Tian, Zhihuan, Lin, Guangchun, Jiao, Chuanzhen
Fisheries science 2019 v.85 no.4 pp. 737-746
Eriocheir sinensis, animal ovaries, claws, complementary DNA, crabs, ecdysis, hydrophobicity, juveniles, messenger RNA, muscle tissues, muscles, nucleotide sequences, phosphorylation, phosphotransferases (kinases), protein synthesis, rapamycin, reverse transcriptase polymerase chain reaction, ribosomal proteins, serine, signal transduction, testes, threonine

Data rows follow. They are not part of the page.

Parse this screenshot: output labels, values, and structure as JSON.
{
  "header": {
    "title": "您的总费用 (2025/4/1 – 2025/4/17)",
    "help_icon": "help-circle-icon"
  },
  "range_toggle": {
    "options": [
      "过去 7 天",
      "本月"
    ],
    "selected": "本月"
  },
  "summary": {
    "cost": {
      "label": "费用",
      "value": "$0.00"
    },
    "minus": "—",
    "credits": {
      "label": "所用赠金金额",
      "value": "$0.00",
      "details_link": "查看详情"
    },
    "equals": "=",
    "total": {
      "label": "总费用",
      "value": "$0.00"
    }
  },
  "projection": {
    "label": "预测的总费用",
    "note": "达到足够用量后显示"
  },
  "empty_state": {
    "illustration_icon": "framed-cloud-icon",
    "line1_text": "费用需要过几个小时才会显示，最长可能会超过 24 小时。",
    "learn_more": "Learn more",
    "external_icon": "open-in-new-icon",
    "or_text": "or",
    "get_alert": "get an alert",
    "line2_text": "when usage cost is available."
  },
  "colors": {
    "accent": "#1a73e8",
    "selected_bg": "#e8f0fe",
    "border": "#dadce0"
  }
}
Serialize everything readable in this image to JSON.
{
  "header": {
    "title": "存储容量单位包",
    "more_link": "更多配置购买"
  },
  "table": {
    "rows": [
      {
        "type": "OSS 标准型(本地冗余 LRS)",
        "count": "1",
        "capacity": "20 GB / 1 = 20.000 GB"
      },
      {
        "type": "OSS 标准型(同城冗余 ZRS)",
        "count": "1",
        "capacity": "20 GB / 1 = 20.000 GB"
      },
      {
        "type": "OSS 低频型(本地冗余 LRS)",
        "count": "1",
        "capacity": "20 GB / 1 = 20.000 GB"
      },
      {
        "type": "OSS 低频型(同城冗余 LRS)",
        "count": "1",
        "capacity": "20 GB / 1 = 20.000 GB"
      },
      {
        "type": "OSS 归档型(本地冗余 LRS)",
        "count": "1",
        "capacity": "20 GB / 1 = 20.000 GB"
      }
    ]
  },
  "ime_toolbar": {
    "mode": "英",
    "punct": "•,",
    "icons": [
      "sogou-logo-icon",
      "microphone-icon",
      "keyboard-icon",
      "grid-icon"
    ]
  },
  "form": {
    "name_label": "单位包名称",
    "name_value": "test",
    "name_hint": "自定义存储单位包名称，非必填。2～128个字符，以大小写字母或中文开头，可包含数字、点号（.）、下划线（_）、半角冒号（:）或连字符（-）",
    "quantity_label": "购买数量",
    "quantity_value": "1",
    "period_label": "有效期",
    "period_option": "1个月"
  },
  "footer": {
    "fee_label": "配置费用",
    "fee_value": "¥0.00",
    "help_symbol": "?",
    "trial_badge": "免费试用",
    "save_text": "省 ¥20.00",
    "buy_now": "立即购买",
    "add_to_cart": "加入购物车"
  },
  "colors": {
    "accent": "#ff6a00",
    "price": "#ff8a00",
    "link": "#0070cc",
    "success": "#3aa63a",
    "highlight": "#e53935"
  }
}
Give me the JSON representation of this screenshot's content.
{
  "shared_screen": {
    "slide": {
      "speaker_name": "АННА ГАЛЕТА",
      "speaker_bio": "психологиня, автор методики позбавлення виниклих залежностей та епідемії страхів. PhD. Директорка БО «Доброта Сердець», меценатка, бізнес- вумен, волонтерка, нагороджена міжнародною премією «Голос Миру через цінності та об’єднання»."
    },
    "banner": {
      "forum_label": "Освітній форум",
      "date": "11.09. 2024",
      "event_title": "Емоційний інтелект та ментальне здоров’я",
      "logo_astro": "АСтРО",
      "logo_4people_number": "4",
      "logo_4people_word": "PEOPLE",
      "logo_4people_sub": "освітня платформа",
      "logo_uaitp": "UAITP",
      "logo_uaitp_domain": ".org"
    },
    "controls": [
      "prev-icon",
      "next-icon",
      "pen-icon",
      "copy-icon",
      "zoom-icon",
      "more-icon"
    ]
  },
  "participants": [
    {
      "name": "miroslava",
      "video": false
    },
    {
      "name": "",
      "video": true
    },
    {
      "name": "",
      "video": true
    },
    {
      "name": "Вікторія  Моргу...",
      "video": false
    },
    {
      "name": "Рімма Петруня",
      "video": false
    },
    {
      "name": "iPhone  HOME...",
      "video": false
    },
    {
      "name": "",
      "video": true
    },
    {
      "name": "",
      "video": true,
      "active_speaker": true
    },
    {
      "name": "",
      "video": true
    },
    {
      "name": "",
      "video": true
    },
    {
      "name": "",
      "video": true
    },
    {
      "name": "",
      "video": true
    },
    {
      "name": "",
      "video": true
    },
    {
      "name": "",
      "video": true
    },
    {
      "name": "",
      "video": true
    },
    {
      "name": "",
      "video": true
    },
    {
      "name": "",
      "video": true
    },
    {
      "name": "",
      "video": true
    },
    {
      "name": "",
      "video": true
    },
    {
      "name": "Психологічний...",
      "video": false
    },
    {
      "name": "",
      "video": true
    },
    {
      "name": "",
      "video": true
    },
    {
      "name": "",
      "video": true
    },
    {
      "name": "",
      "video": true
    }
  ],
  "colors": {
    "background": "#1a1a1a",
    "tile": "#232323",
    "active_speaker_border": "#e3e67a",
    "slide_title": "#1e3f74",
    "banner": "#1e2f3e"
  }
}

Ribosomal protein S6 kinases (S6Ks) are key targets downstream of the mechanistic target of rapamycin (mTOR) signaling pathway that are activated by mTOR complex 1 phosphorylation to promote protein synthesis, and are involved in muscle growth and pathology. In this study, we cloned a 1560-base pair (bp) complementary DNA sequence encoding a unique S6K1, designated EsS6K1, in the Chinese mitten crab Eriocheir sinensis. EsS6K1 contains a 54-bp 5′ untranslated region, a 246-bp 3′ untranslated region and a 1260-bp coding sequence that encodes 419 amino acids. EsS6K1 contains a conserved kinase domain, a TOR signaling motif, and a turn motif; it lacks a C-terminal autoinhibitory domain, and the conventional threonine in the hydrophobic motif is replaced with serine. Real-time quantitative reverse transcription–polymerase chain reaction experiments showed that EsS6K1 expression was highest in the ovaries, followed by the testes and the eyestalks, in mature crabs. In juvenile crabs, the relative messenger RNA levels of EsS6K1 in the claw, walking leg and abdominal muscles were significantly higher in the late premolt (D₃₋₄) stage than in the intermolt (C) stage. After ecdysis, the expression of EsS6K1 in the walking leg and abdominal muscles declined to the level in the C stage, but the expression in claw muscles remained as high as that in the D₃₋₄ stage. The findings showed that EsS6K1 likely plays roles in muscle changes during crustacean molting. These results provide valuable insights into the mechanism underlying crustacean muscle growth induced by molting.